The flashbacks and vignettes are titled with one of Brown’s song titles to highlight a period in his life on the jumbled timeline. Because of this you feel totally disconnected to the character and story. The only thing you can do to save yourself from having a seizure is to just sit back and enjoy the music James Brown and the performance of Boseman. Boseman does an admirable job and lip synchs pretty well, but you can never shake that feeling that he’s pretending to be James Brown. He doesn’t embody the persona so that you lose yourself and forget about the existence of the real James brown. In the back of your mind there are always the comparisons between the two.
Taylor brings in a strong supporting cast with help from his “The Help” alumni, Octavia Spencer and Viola Davis, who delivers some amazing emotional depth to the story. Dan Aykroyd is as solid and funny as ever delivers scene stealing performances. Surprise cameo by Allison Janney (also from “The Help”) which was probably the funniest scene of the entire movie.
We learn a lot about James Brown the man who was troubled, arrogant, antagonistic and isolated with weird idiosyncrasies that make us wonder more about the man and less about the performer. This film attempts to showcase the talent, unique style and musical genius of James Brown but falls short of the mark. Go into this movie with low expectations. You may come out wanting to know less about the man and see and hear more of his performances.
Starring: Chadwick Boseman, Nelsan Ellis, Viola Davis, Octavia Spencer, Dan Aykroyd

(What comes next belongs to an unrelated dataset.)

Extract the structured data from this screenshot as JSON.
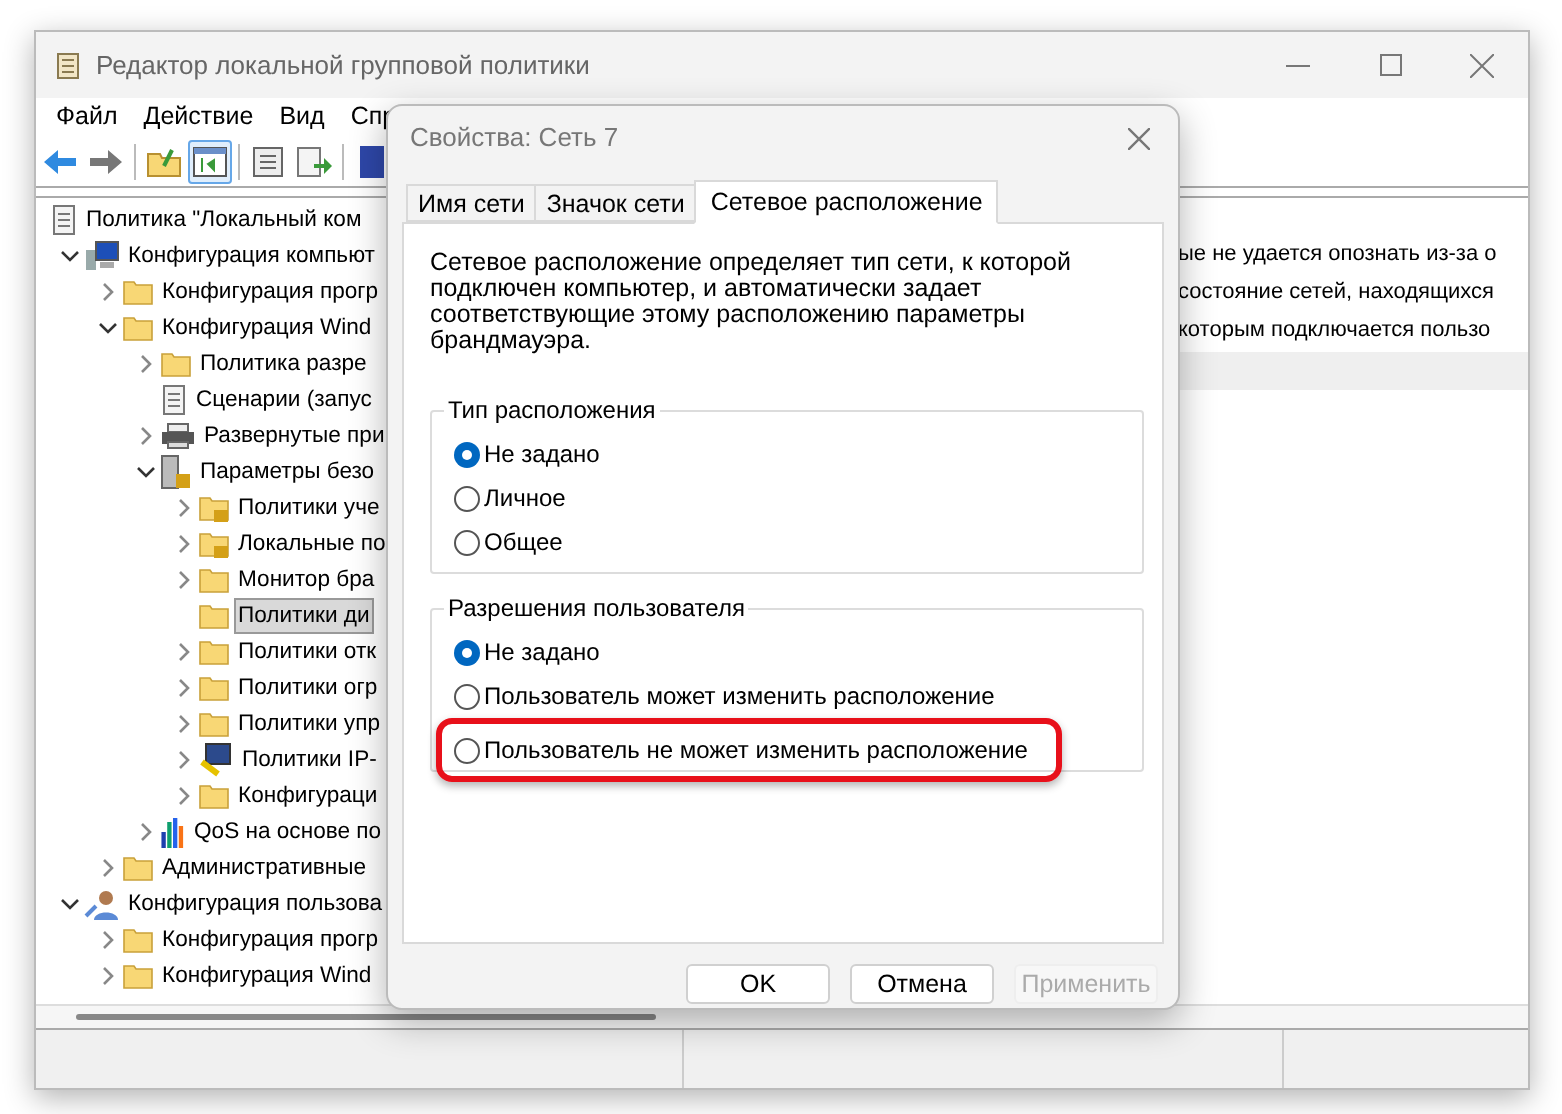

Director: Tate Taylor
Company: Universal Pictures
Now Showing: On DVD
MPAA Rating: PG-13 (sexual content, strong language, drug scenes)